With the winter season now well upon us I’ve been somewhat quiet on the radio front. There's plenty of jobs around the house and other priorities which sadly meant radio time has been sparse and the hobby has taken a back seat. I am only recently getting back in to the swing of things, firing up the radio first thing in the mornings, seeing what is about and I'm amazed that 10 and 12 are still open most mornings, I would have thought they would be fairly quiet at this time of the year. Now I'm begrudging the fact hat I've missed out on all those possible DX's!
The trouble is the time seems to fly by and before you know it the months have shot past, you suddenly realise that you haven’t been on the radio for quite a while and you start to feel rusty. So I'm making a determined effort to get back on the rig and start transmitting.
However, I have my usual problem of what I call “CW block” where I'm happy to listen but get a ridiculous sensation of foreboding when it comes to transmit and I sit there like a helpless halfwit listening but transmitting nothing.
I actually think it's quite common and you have to force yourself to get back in to the routine. I always remember when I first started in radio I had the same problem as most beginners you are naturally worried that you don't want to make a complete idiot of yourself, so you sort of sit there egging yourself on but never quite having the courage to press the transmit button or hit the CW key!
My local club has organised an event for February which should help with my problem, it is for members to attempt to contact as many European stations as they can within the month, I think there are around 70 different countries so this could prove interesting and more importantly get me back on the road to transmitting.

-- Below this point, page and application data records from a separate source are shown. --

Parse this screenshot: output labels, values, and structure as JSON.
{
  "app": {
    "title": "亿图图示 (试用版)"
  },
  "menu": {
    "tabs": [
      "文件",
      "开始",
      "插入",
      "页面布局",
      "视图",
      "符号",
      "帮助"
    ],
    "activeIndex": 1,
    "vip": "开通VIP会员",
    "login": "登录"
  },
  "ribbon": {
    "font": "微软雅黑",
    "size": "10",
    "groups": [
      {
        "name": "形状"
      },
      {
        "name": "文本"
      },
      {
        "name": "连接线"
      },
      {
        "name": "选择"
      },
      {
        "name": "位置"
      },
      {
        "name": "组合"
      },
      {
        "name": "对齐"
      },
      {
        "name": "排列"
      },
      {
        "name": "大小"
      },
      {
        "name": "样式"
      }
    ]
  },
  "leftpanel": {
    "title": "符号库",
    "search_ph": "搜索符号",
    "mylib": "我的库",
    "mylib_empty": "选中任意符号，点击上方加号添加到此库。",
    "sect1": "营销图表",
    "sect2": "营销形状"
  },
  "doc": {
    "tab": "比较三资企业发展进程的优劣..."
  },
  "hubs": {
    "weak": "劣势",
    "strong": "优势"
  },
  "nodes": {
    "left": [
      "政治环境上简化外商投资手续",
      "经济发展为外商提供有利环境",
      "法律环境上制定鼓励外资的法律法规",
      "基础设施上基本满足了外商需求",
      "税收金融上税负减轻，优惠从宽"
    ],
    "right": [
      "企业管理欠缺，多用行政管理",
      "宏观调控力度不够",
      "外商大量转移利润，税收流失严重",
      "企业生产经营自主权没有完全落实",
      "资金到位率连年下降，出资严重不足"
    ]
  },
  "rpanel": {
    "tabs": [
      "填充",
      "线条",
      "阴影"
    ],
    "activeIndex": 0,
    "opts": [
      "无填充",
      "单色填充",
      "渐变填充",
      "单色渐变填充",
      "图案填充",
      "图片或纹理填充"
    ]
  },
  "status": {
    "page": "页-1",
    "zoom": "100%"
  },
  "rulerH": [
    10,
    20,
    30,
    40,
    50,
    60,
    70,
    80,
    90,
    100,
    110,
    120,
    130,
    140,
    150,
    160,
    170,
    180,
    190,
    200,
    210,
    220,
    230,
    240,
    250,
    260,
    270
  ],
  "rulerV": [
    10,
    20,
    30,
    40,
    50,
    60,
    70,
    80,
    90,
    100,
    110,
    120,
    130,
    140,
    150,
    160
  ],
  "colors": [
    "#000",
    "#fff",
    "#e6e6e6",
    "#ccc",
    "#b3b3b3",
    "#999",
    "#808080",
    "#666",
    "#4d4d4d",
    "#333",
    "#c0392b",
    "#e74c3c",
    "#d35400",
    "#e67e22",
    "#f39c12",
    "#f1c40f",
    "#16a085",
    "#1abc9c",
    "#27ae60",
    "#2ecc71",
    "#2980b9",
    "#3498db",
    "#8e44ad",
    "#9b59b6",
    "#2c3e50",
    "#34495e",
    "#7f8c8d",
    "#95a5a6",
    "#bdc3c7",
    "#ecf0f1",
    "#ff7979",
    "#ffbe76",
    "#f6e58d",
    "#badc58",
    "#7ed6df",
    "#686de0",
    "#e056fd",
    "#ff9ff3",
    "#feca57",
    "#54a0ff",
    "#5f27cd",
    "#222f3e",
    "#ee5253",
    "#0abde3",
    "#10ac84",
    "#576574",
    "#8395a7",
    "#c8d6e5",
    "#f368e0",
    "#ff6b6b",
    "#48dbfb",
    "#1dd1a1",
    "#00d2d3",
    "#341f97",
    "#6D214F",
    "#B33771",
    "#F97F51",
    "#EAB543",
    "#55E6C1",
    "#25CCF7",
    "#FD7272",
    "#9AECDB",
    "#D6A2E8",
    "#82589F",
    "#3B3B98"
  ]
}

With the recent gales we have had here in the UK the Cobweb is at half mast. The Hustler becomes my main antenna and does well for dx covering the main bands as well as 30 meters , I also have the W3DZZ which covers 40 and 80 so I am well taken care of even when the Cobweb is placed in the low position.
The G3TXQ is a very light version of the Cobweb and if the wind blows anything above 50 mph I fear it may well take off and land in one of the nearby fields, so I don’t take any risks and just reduce the height of the mast as soon as the weather changes.
Anyone heard of the VK2ABQ antenna?
I was listening to someone on 80 the other day talking about this antenna and saying how pleased he was with it. Well I took a look on the net and found Casey Bahr's interesting site and realised that it’s not all that different in build to a Cobweb but it's directional.
A closer look at the antenna show's it is the fundamental design of Fred Canton VK2ABQ and is similar to a hexbeam . I did look at building a hex a while back but I’m concerned about the size, living in area of outstanding beauty you have to be very careful in what you can get away with (heaven knows how I managed it with the cobweb!)
I have a feeling the VK2ABQ may be similar in size to a hexbeam in which case I can’t do it. But I will do some further investigations and see what sort of sizes I can come up with perhaps just a 10, 12, 15 and 18, we’ll see.